■ Exercise details: The answer must be an exact copy of the records, with every picture removed.

■ Records provided:
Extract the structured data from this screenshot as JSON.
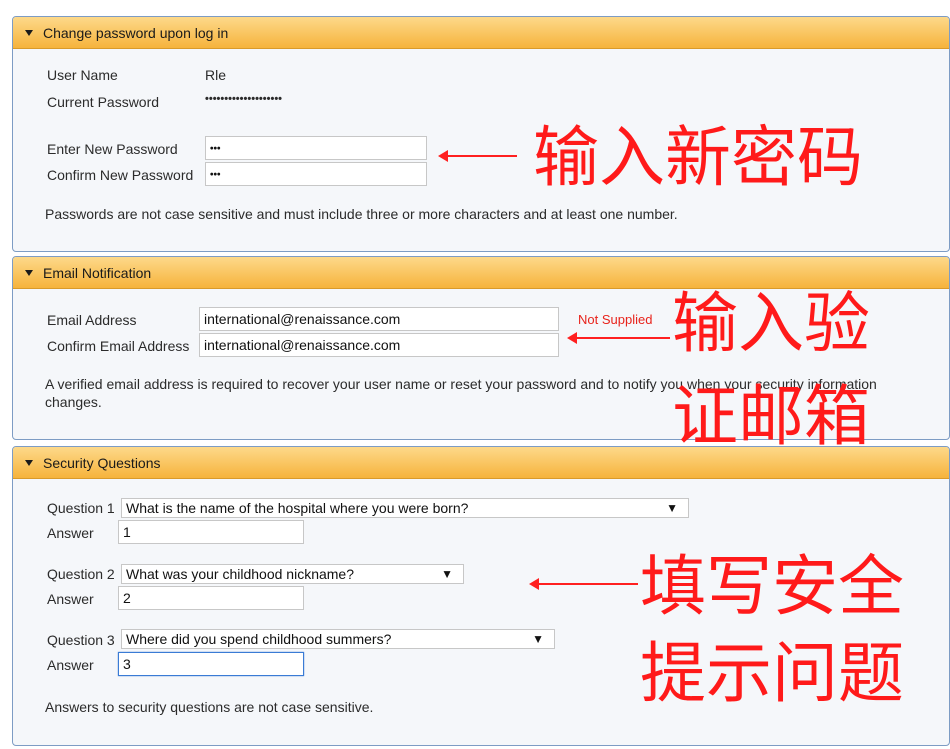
{
  "panels": {
    "change_password": {
      "title": "Change password upon log in",
      "user_name_label": "User Name",
      "user_name_value": "Rle",
      "current_password_label": "Current Password",
      "current_password_value": "••••••••••••••••••••",
      "new_password_label": "Enter New Password",
      "new_password_value": "•••",
      "confirm_password_label": "Confirm New Password",
      "confirm_password_value": "•••",
      "note": "Passwords are not case sensitive and must include three or more characters and at least one number."
    },
    "email": {
      "title": "Email Notification",
      "email_label": "Email Address",
      "email_value": "international@renaissance.com",
      "status": "Not Supplied",
      "confirm_email_label": "Confirm Email Address",
      "confirm_email_value": "international@renaissance.com",
      "note": "A verified email address is required to recover your user name or reset your password and to notify you when your security information changes."
    },
    "security": {
      "title": "Security Questions",
      "answer_label": "Answer",
      "questions": [
        {
          "label": "Question 1",
          "selected": "What is the name of the hospital where you were born?",
          "answer": "1"
        },
        {
          "label": "Question 2",
          "selected": "What was your childhood nickname?",
          "answer": "2"
        },
        {
          "label": "Question 3",
          "selected": "Where did you spend childhood summers?",
          "answer": "3"
        }
      ],
      "note": "Answers to security questions are not case sensitive."
    }
  },
  "annotations": {
    "password": "输入新密码",
    "email_line1": "输入验",
    "email_line2": "证邮箱",
    "security_line1": "填写安全",
    "security_line2": "提示问题"
  },
  "colors": {
    "header_gradient_top": "#fdd98a",
    "header_gradient_bottom": "#f6b33c",
    "panel_border": "#7d9cc4",
    "annotation_red": "#ff1a1a",
    "status_red": "#e8231b"
  },
  "icons": {
    "panel_toggle": "caret-down-icon",
    "dropdown": "triangle-down-icon"
  }
}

■ Answer area:
Extract the structured data from this screenshot as JSON.
{
  "panels": {
    "change_password": {
      "title": "Change password upon log in",
      "user_name_label": "User Name",
      "user_name_value": "Rle",
      "current_password_label": "Current Password",
      "current_password_value": "••••••••••••••••••••",
      "new_password_label": "Enter New Password",
      "new_password_value": "•••",
      "confirm_password_label": "Confirm New Password",
      "confirm_password_value": "•••",
      "note": "Passwords are not case sensitive and must include three or more characters and at least one number."
    },
    "email": {
      "title": "Email Notification",
      "email_label": "Email Address",
      "email_value": "international@renaissance.com",
      "status": "Not Supplied",
      "confirm_email_label": "Confirm Email Address",
      "confirm_email_value": "international@renaissance.com",
      "note": "A verified email address is required to recover your user name or reset your password and to notify you when your security information changes."
    },
    "security": {
      "title": "Security Questions",
      "answer_label": "Answer",
      "questions": [
        {
          "label": "Question 1",
          "selected": "What is the name of the hospital where you were born?",
          "answer": "1"
        },
        {
          "label": "Question 2",
          "selected": "What was your childhood nickname?",
          "answer": "2"
        },
        {
          "label": "Question 3",
          "selected": "Where did you spend childhood summers?",
          "answer": "3"
        }
      ],
      "note": "Answers to security questions are not case sensitive."
    }
  },
  "annotations": {
    "password": "输入新密码",
    "email_line1": "输入验",
    "email_line2": "证邮箱",
    "security_line1": "填写安全",
    "security_line2": "提示问题"
  },
  "colors": {
    "header_gradient_top": "#fdd98a",
    "header_gradient_bottom": "#f6b33c",
    "panel_border": "#7d9cc4",
    "annotation_red": "#ff1a1a",
    "status_red": "#e8231b"
  },
  "icons": {
    "panel_toggle": "caret-down-icon",
    "dropdown": "triangle-down-icon"
  }
}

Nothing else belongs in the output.